**Stored items from a collection**
+ + + + + + +

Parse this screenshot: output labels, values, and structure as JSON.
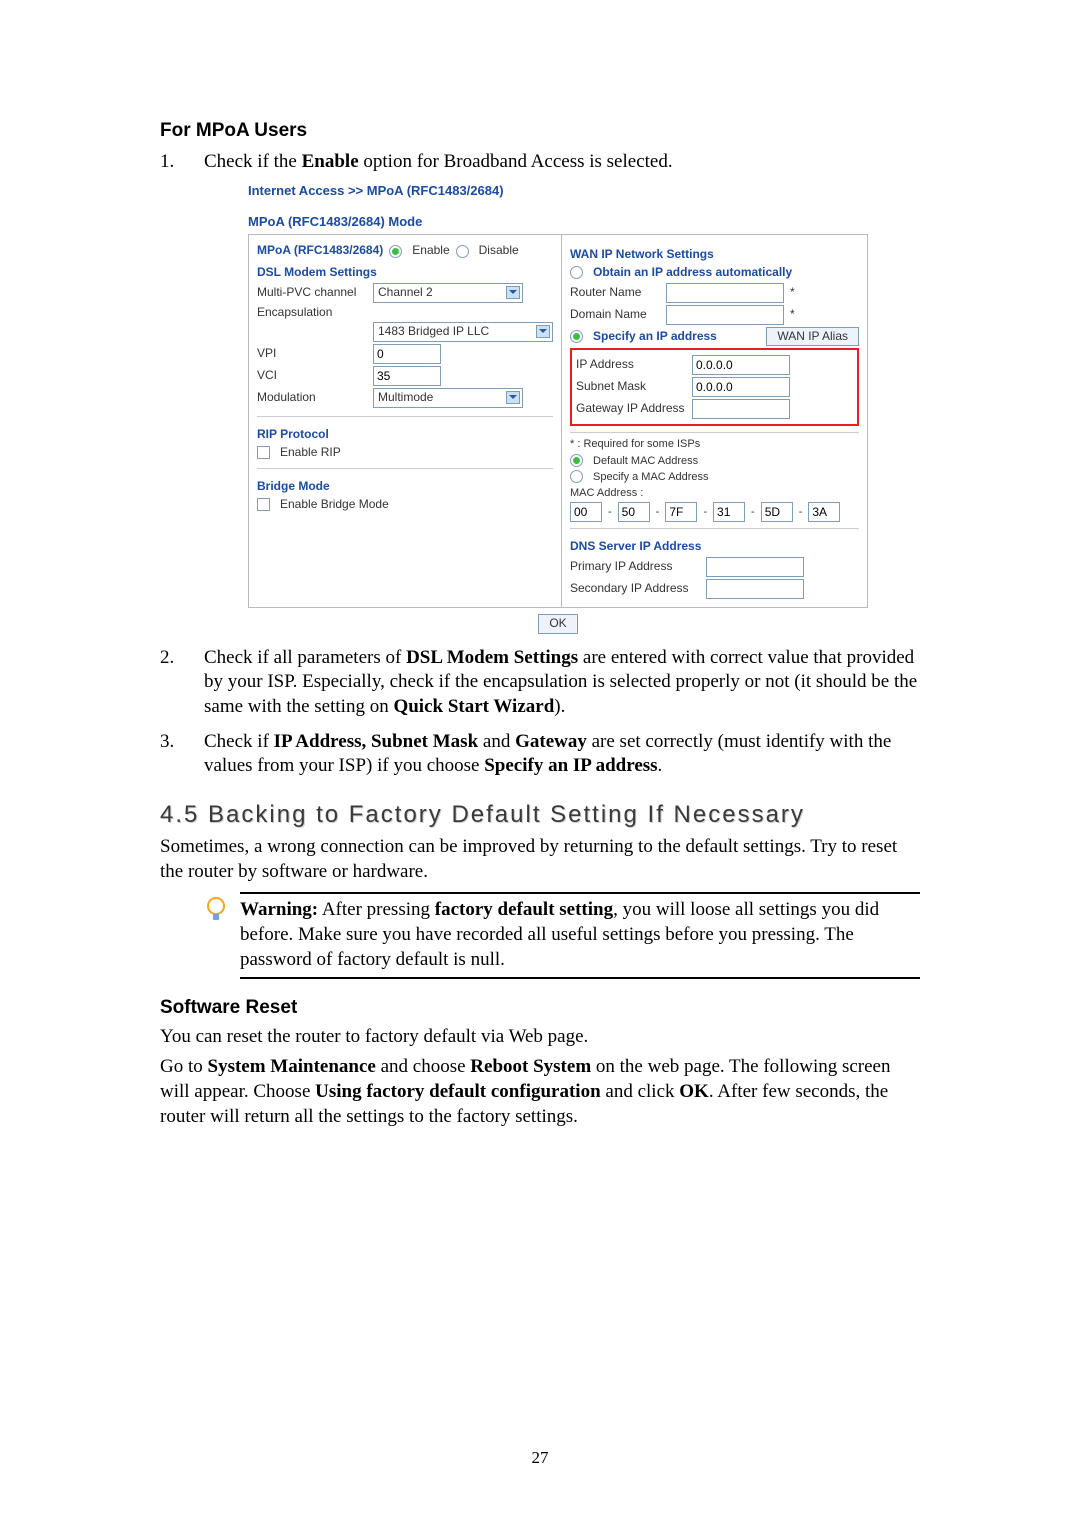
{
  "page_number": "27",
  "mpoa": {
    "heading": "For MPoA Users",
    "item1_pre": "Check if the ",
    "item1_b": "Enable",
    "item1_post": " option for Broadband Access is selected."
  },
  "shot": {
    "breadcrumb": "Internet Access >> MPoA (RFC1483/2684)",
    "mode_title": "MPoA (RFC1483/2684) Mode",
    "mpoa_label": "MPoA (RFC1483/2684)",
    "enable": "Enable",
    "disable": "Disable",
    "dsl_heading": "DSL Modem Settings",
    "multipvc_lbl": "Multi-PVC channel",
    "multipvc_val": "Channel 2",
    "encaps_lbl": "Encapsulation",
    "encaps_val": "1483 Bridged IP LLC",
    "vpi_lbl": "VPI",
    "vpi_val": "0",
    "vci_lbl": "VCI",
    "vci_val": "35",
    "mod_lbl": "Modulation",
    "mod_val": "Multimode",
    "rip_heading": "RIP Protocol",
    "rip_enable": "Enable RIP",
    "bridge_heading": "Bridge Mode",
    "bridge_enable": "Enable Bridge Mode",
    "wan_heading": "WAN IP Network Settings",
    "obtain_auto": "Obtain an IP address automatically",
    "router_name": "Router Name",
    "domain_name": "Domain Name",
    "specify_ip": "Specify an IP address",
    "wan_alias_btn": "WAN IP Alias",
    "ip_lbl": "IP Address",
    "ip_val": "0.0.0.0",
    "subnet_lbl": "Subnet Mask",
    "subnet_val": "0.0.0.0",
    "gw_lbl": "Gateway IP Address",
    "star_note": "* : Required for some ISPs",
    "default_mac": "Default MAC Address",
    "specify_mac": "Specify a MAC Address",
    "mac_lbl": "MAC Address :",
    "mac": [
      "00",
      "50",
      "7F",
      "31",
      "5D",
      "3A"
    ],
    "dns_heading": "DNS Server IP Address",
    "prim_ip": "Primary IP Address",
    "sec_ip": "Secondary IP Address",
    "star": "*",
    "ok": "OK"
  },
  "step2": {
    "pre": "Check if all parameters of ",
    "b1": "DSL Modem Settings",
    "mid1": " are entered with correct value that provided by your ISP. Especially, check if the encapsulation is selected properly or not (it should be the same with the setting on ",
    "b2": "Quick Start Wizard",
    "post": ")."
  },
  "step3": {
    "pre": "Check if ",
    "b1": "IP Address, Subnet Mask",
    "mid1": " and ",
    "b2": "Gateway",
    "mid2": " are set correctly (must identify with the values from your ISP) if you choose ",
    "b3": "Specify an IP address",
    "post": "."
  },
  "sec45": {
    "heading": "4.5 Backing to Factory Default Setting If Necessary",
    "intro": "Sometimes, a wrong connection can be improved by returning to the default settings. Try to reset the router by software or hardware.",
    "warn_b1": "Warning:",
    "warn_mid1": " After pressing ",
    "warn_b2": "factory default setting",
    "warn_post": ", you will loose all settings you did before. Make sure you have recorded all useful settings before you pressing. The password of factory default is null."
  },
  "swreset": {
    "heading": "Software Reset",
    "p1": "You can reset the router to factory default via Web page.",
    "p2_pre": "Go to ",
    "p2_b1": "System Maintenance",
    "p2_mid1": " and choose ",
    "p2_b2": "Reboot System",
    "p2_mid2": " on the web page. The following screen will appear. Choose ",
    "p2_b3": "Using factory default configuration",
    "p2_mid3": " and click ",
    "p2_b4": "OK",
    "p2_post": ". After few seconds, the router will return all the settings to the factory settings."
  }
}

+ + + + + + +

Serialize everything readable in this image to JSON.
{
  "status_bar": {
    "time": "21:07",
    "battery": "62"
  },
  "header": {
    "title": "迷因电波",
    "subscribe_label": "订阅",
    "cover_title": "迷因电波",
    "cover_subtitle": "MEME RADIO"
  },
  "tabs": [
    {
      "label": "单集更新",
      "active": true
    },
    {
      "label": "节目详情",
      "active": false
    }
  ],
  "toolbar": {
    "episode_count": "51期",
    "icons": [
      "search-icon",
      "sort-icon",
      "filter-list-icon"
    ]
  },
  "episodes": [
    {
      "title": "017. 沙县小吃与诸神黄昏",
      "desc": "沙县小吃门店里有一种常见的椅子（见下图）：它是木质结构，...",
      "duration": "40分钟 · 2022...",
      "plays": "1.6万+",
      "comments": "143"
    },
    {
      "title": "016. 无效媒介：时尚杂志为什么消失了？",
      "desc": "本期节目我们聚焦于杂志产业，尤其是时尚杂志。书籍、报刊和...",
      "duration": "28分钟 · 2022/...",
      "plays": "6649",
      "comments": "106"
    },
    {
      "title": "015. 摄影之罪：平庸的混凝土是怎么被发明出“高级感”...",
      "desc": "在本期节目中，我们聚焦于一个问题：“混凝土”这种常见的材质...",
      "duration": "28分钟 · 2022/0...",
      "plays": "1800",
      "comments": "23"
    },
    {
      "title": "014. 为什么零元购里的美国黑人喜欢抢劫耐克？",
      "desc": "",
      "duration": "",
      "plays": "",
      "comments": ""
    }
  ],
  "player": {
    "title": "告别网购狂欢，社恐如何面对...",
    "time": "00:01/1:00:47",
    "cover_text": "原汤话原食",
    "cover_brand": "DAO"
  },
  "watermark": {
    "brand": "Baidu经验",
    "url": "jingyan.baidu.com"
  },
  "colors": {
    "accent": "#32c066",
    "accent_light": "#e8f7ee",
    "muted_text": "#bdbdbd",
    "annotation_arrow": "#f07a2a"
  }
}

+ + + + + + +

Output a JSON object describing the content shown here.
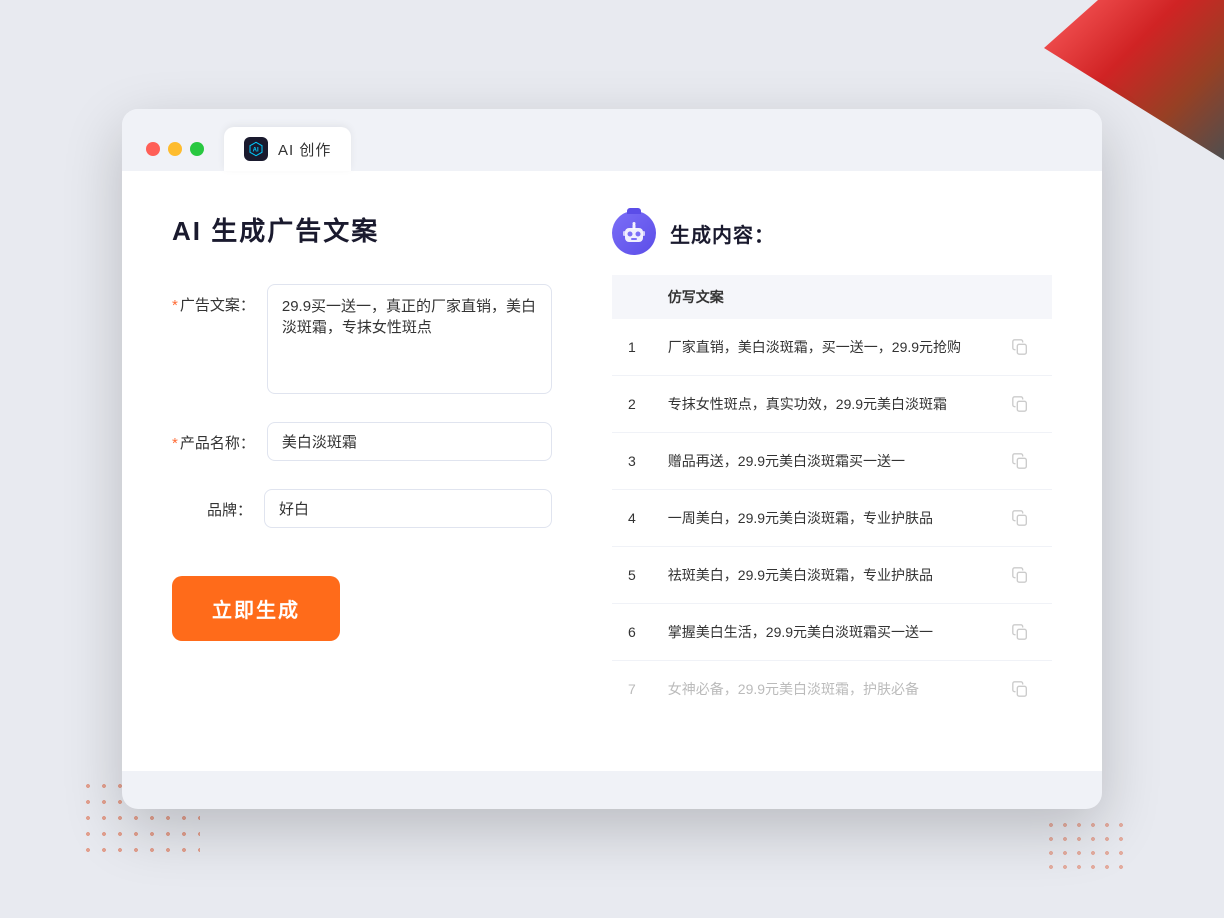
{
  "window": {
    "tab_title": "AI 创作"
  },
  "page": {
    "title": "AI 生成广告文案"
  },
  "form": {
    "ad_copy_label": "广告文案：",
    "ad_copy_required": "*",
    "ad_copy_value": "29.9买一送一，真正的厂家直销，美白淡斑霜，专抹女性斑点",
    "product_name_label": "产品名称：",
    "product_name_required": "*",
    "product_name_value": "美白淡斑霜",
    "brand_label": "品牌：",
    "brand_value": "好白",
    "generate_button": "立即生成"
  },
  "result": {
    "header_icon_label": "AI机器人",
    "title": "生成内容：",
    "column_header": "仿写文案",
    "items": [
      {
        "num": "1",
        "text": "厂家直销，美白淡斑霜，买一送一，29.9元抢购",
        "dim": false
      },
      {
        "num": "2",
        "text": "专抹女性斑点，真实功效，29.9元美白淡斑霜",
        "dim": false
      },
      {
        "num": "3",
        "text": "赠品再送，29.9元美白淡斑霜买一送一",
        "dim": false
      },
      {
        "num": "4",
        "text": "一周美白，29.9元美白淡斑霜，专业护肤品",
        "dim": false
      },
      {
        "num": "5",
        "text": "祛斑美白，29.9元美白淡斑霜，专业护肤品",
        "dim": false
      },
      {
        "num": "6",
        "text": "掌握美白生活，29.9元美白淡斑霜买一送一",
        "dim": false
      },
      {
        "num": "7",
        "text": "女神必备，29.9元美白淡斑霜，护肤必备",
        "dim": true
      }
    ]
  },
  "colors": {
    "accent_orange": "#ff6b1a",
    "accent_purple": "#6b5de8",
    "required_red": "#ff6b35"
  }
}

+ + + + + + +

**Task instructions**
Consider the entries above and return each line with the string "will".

**Solved exercise**
    "warn_post": ", you will loose all settings you did before. Make sure you have recorded all useful settings before you pressing. The password of factory default is null."
    "p2_mid2": " on the web page. The following screen will appear. Choose ",
    "p2_post": ". After few seconds, the router will return all the settings to the factory settings."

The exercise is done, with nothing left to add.